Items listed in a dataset
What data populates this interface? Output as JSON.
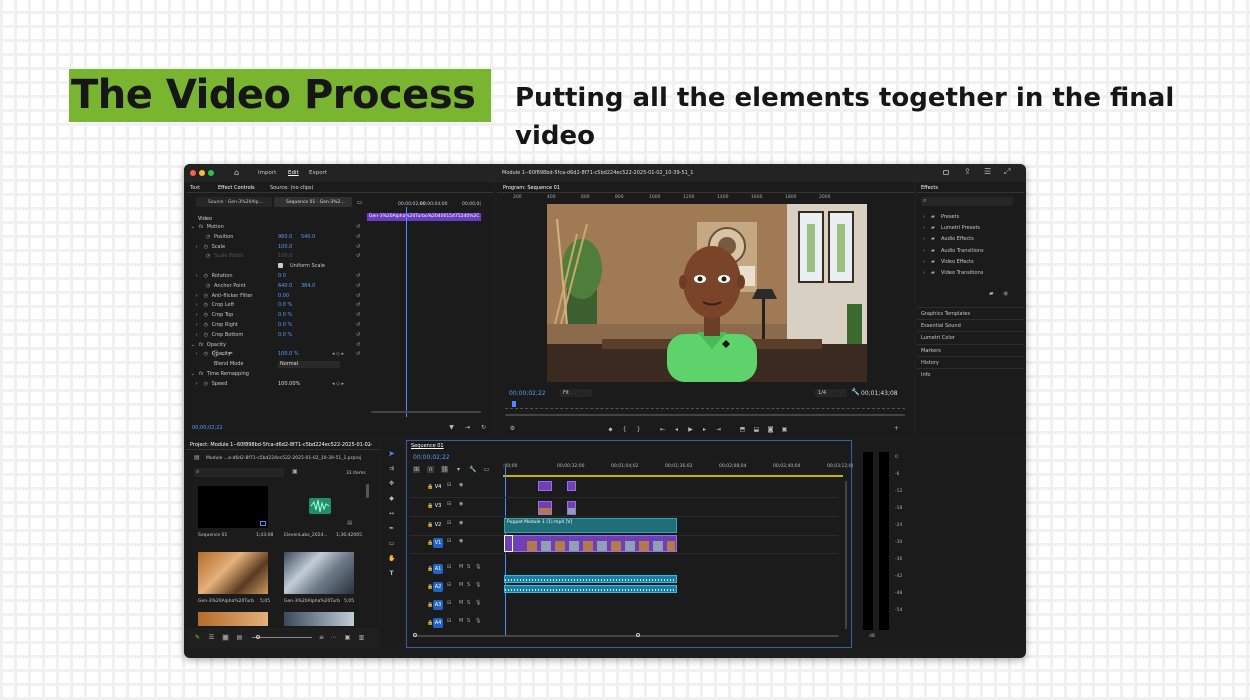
{
  "slide": {
    "title": "The Video Process",
    "subtitle": "Putting all the elements together in the final video",
    "accent_color": "#7ab532"
  },
  "app": {
    "top_tabs": [
      "Import",
      "Edit",
      "Export"
    ],
    "active_tab": "Edit",
    "window_title": "Module 1--60f898bd-5fca-d6d2-8f71-c5bd224ec522-2025-01-02_10-39-51_1"
  },
  "effect_controls": {
    "tabs": [
      "Text",
      "Effect Controls",
      "Source: (no clips)"
    ],
    "source_label": "Source · Gen-3%20Alp...",
    "sequence_label": "Sequence 01 · Gen-3%2...",
    "clip_name": "Gen-3%20Alpha%20Turbo%2040015475240%2C",
    "tc_ruler": [
      "00;00;02;00",
      "00;00;04;00",
      "00;00;0("
    ],
    "section": "Video",
    "rows": [
      {
        "label": "Motion",
        "v1": "",
        "v2": ""
      },
      {
        "label": "Position",
        "v1": "960.0",
        "v2": "540.0"
      },
      {
        "label": "Scale",
        "v1": "100.0",
        "v2": ""
      },
      {
        "label": "Scale Width",
        "v1": "100.0",
        "v2": ""
      },
      {
        "label": "Uniform Scale",
        "v1": "",
        "v2": ""
      },
      {
        "label": "Rotation",
        "v1": "0.0",
        "v2": ""
      },
      {
        "label": "Anchor Point",
        "v1": "640.0",
        "v2": "384.0"
      },
      {
        "label": "Anti-flicker Filter",
        "v1": "0.00",
        "v2": ""
      },
      {
        "label": "Crop Left",
        "v1": "0.0 %",
        "v2": ""
      },
      {
        "label": "Crop Top",
        "v1": "0.0 %",
        "v2": ""
      },
      {
        "label": "Crop Right",
        "v1": "0.0 %",
        "v2": ""
      },
      {
        "label": "Crop Bottom",
        "v1": "0.0 %",
        "v2": ""
      },
      {
        "label": "Opacity",
        "v1": "",
        "v2": ""
      },
      {
        "label": "Opacity",
        "v1": "100.0 %",
        "v2": ""
      },
      {
        "label": "Blend Mode",
        "v1": "Normal",
        "v2": ""
      },
      {
        "label": "Time Remapping",
        "v1": "",
        "v2": ""
      },
      {
        "label": "Speed",
        "v1": "100.00%",
        "v2": ""
      }
    ],
    "timecode": "00;00;02;22"
  },
  "program": {
    "title": "Program: Sequence 01",
    "ruler": [
      "200",
      "400",
      "600",
      "800",
      "1000",
      "1200",
      "1400",
      "1600",
      "1800",
      "2000"
    ],
    "timecode": "00;00;02;22",
    "fit": "Fit",
    "quality": "1/4",
    "duration": "00;01;43;08"
  },
  "effects": {
    "title": "Effects",
    "items": [
      "Presets",
      "Lumetri Presets",
      "Audio Effects",
      "Audio Transitions",
      "Video Effects",
      "Video Transitions"
    ],
    "panels": [
      "Graphics Templates",
      "Essential Sound",
      "Lumetri Color",
      "Markers",
      "History",
      "Info"
    ]
  },
  "project": {
    "title": "Project: Module 1--60f898bd-5fca-d6d2-8f71-c5bd224ec522-2025-01-02_10-3",
    "file": "Module ...a-d6d2-8f71-c5bd224ec522-2025-01-02_10-39-51_1.prproj",
    "count": "31 items",
    "items": [
      {
        "name": "Sequence 01",
        "dur": "1;43;08"
      },
      {
        "name": "ElevenLabs_2024...",
        "dur": "1;36;42065"
      },
      {
        "name": "Gen-3%20Alpha%20Turb...",
        "dur": "5;05"
      },
      {
        "name": "Gen-3%20Alpha%20Turb...",
        "dur": "5;05"
      }
    ]
  },
  "timeline": {
    "title": "Sequence 01",
    "timecode": "00;00;02;22",
    "ruler": [
      ":00;00",
      "00;00;32;00",
      "00;01;04;02",
      "00;01;36;02",
      "00;02;08;04",
      "00;02;40;04",
      "00;03;12;0("
    ],
    "video_tracks": [
      "V4",
      "V3",
      "V2",
      "V1"
    ],
    "audio_tracks": [
      "A1",
      "A2",
      "A3",
      "A4"
    ],
    "clip_label": "Puppet Module 1 (1).mp4 [V]"
  },
  "meter": {
    "scale": [
      "0",
      "-6",
      "-12",
      "-18",
      "-24",
      "-30",
      "-36",
      "-42",
      "-48",
      "-54",
      "dB"
    ]
  }
}
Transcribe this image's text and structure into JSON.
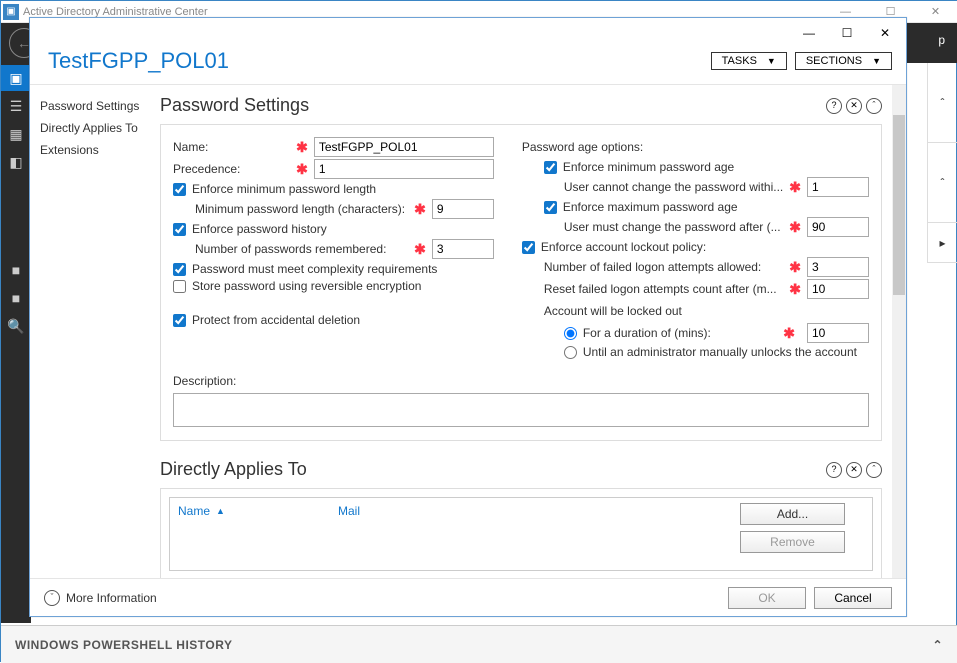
{
  "main_window": {
    "title": "Active Directory Administrative Center",
    "help_label": "p"
  },
  "ps_history": {
    "label": "WINDOWS POWERSHELL HISTORY"
  },
  "dialog": {
    "title": "TestFGPP_POL01",
    "buttons": {
      "tasks": "TASKS",
      "sections": "SECTIONS"
    },
    "nav": {
      "pw": "Password Settings",
      "dat": "Directly Applies To",
      "ext": "Extensions"
    }
  },
  "ps": {
    "title": "Password Settings",
    "name_label": "Name:",
    "name_value": "TestFGPP_POL01",
    "prec_label": "Precedence:",
    "prec_value": "1",
    "minlen_chk": "Enforce minimum password length",
    "minlen_label": "Minimum password length (characters):",
    "minlen_value": "9",
    "hist_chk": "Enforce password history",
    "hist_label": "Number of passwords remembered:",
    "hist_value": "3",
    "complex_chk": "Password must meet complexity requirements",
    "reverse_chk": "Store password using reversible encryption",
    "protect_chk": "Protect from accidental deletion",
    "desc_label": "Description:",
    "age_label": "Password age options:",
    "minage_chk": "Enforce minimum password age",
    "minage_label": "User cannot change the password withi...",
    "minage_value": "1",
    "maxage_chk": "Enforce maximum password age",
    "maxage_label": "User must change the password after (...",
    "maxage_value": "90",
    "lockout_chk": "Enforce account lockout policy:",
    "fail_label": "Number of failed logon attempts allowed:",
    "fail_value": "3",
    "reset_label": "Reset failed logon attempts count after (m...",
    "reset_value": "10",
    "acct_locked_label": "Account will be locked out",
    "dur_radio": "For a duration of (mins):",
    "dur_value": "10",
    "admin_radio": "Until an administrator manually unlocks the account"
  },
  "dat": {
    "title": "Directly Applies To",
    "col_name": "Name",
    "col_mail": "Mail",
    "add": "Add...",
    "remove": "Remove"
  },
  "footer": {
    "more": "More Information",
    "ok": "OK",
    "cancel": "Cancel"
  }
}
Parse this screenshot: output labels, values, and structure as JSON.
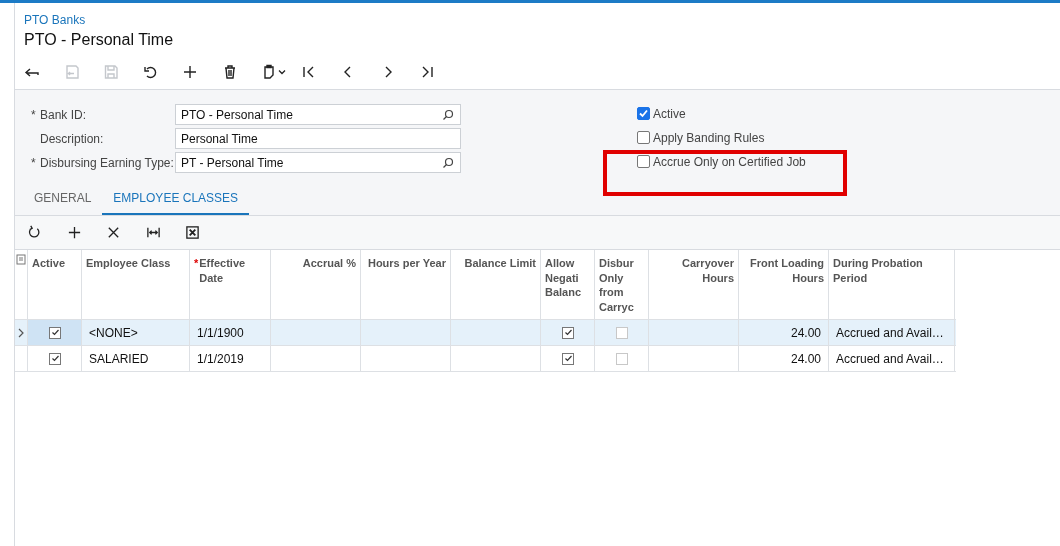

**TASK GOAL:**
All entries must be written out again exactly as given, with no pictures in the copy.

**TASK OUTPUT:**
What data populates this interface? Output as JSON.
{
  "slide": {
    "title": "The Video Process",
    "subtitle": "Putting all the elements together in the final video",
    "accent_color": "#7ab532"
  },
  "app": {
    "top_tabs": [
      "Import",
      "Edit",
      "Export"
    ],
    "active_tab": "Edit",
    "window_title": "Module 1--60f898bd-5fca-d6d2-8f71-c5bd224ec522-2025-01-02_10-39-51_1"
  },
  "effect_controls": {
    "tabs": [
      "Text",
      "Effect Controls",
      "Source: (no clips)"
    ],
    "source_label": "Source · Gen-3%20Alp...",
    "sequence_label": "Sequence 01 · Gen-3%2...",
    "clip_name": "Gen-3%20Alpha%20Turbo%2040015475240%2C",
    "tc_ruler": [
      "00;00;02;00",
      "00;00;04;00",
      "00;00;0("
    ],
    "section": "Video",
    "rows": [
      {
        "label": "Motion",
        "v1": "",
        "v2": ""
      },
      {
        "label": "Position",
        "v1": "960.0",
        "v2": "540.0"
      },
      {
        "label": "Scale",
        "v1": "100.0",
        "v2": ""
      },
      {
        "label": "Scale Width",
        "v1": "100.0",
        "v2": ""
      },
      {
        "label": "Uniform Scale",
        "v1": "",
        "v2": ""
      },
      {
        "label": "Rotation",
        "v1": "0.0",
        "v2": ""
      },
      {
        "label": "Anchor Point",
        "v1": "640.0",
        "v2": "384.0"
      },
      {
        "label": "Anti-flicker Filter",
        "v1": "0.00",
        "v2": ""
      },
      {
        "label": "Crop Left",
        "v1": "0.0 %",
        "v2": ""
      },
      {
        "label": "Crop Top",
        "v1": "0.0 %",
        "v2": ""
      },
      {
        "label": "Crop Right",
        "v1": "0.0 %",
        "v2": ""
      },
      {
        "label": "Crop Bottom",
        "v1": "0.0 %",
        "v2": ""
      },
      {
        "label": "Opacity",
        "v1": "",
        "v2": ""
      },
      {
        "label": "Opacity",
        "v1": "100.0 %",
        "v2": ""
      },
      {
        "label": "Blend Mode",
        "v1": "Normal",
        "v2": ""
      },
      {
        "label": "Time Remapping",
        "v1": "",
        "v2": ""
      },
      {
        "label": "Speed",
        "v1": "100.00%",
        "v2": ""
      }
    ],
    "timecode": "00;00;02;22"
  },
  "program": {
    "title": "Program: Sequence 01",
    "ruler": [
      "200",
      "400",
      "600",
      "800",
      "1000",
      "1200",
      "1400",
      "1600",
      "1800",
      "2000"
    ],
    "timecode": "00;00;02;22",
    "fit": "Fit",
    "quality": "1/4",
    "duration": "00;01;43;08"
  },
  "effects": {
    "title": "Effects",
    "items": [
      "Presets",
      "Lumetri Presets",
      "Audio Effects",
      "Audio Transitions",
      "Video Effects",
      "Video Transitions"
    ],
    "panels": [
      "Graphics Templates",
      "Essential Sound",
      "Lumetri Color",
      "Markers",
      "History",
      "Info"
    ]
  },
  "project": {
    "title": "Project: Module 1--60f898bd-5fca-d6d2-8f71-c5bd224ec522-2025-01-02_10-3",
    "file": "Module ...a-d6d2-8f71-c5bd224ec522-2025-01-02_10-39-51_1.prproj",
    "count": "31 items",
    "items": [
      {
        "name": "Sequence 01",
        "dur": "1;43;08"
      },
      {
        "name": "ElevenLabs_2024...",
        "dur": "1;36;42065"
      },
      {
        "name": "Gen-3%20Alpha%20Turb...",
        "dur": "5;05"
      },
      {
        "name": "Gen-3%20Alpha%20Turb...",
        "dur": "5;05"
      }
    ]
  },
  "timeline": {
    "title": "Sequence 01",
    "timecode": "00;00;02;22",
    "ruler": [
      ":00;00",
      "00;00;32;00",
      "00;01;04;02",
      "00;01;36;02",
      "00;02;08;04",
      "00;02;40;04",
      "00;03;12;0("
    ],
    "video_tracks": [
      "V4",
      "V3",
      "V2",
      "V1"
    ],
    "audio_tracks": [
      "A1",
      "A2",
      "A3",
      "A4"
    ],
    "clip_label": "Puppet Module 1 (1).mp4 [V]"
  },
  "meter": {
    "scale": [
      "0",
      "-6",
      "-12",
      "-18",
      "-24",
      "-30",
      "-36",
      "-42",
      "-48",
      "-54",
      "dB"
    ]
  }
}
Transcribe this image's text and structure into JSON.
{
  "main_window": {
    "title": "Active Directory Administrative Center",
    "help_label": "p"
  },
  "ps_history": {
    "label": "WINDOWS POWERSHELL HISTORY"
  },
  "dialog": {
    "title": "TestFGPP_POL01",
    "buttons": {
      "tasks": "TASKS",
      "sections": "SECTIONS"
    },
    "nav": {
      "pw": "Password Settings",
      "dat": "Directly Applies To",
      "ext": "Extensions"
    }
  },
  "ps": {
    "title": "Password Settings",
    "name_label": "Name:",
    "name_value": "TestFGPP_POL01",
    "prec_label": "Precedence:",
    "prec_value": "1",
    "minlen_chk": "Enforce minimum password length",
    "minlen_label": "Minimum password length (characters):",
    "minlen_value": "9",
    "hist_chk": "Enforce password history",
    "hist_label": "Number of passwords remembered:",
    "hist_value": "3",
    "complex_chk": "Password must meet complexity requirements",
    "reverse_chk": "Store password using reversible encryption",
    "protect_chk": "Protect from accidental deletion",
    "desc_label": "Description:",
    "age_label": "Password age options:",
    "minage_chk": "Enforce minimum password age",
    "minage_label": "User cannot change the password withi...",
    "minage_value": "1",
    "maxage_chk": "Enforce maximum password age",
    "maxage_label": "User must change the password after (...",
    "maxage_value": "90",
    "lockout_chk": "Enforce account lockout policy:",
    "fail_label": "Number of failed logon attempts allowed:",
    "fail_value": "3",
    "reset_label": "Reset failed logon attempts count after (m...",
    "reset_value": "10",
    "acct_locked_label": "Account will be locked out",
    "dur_radio": "For a duration of (mins):",
    "dur_value": "10",
    "admin_radio": "Until an administrator manually unlocks the account"
  },
  "dat": {
    "title": "Directly Applies To",
    "col_name": "Name",
    "col_mail": "Mail",
    "add": "Add...",
    "remove": "Remove"
  },
  "footer": {
    "more": "More Information",
    "ok": "OK",
    "cancel": "Cancel"
  }
}
Parse this screenshot: output labels, values, and structure as JSON.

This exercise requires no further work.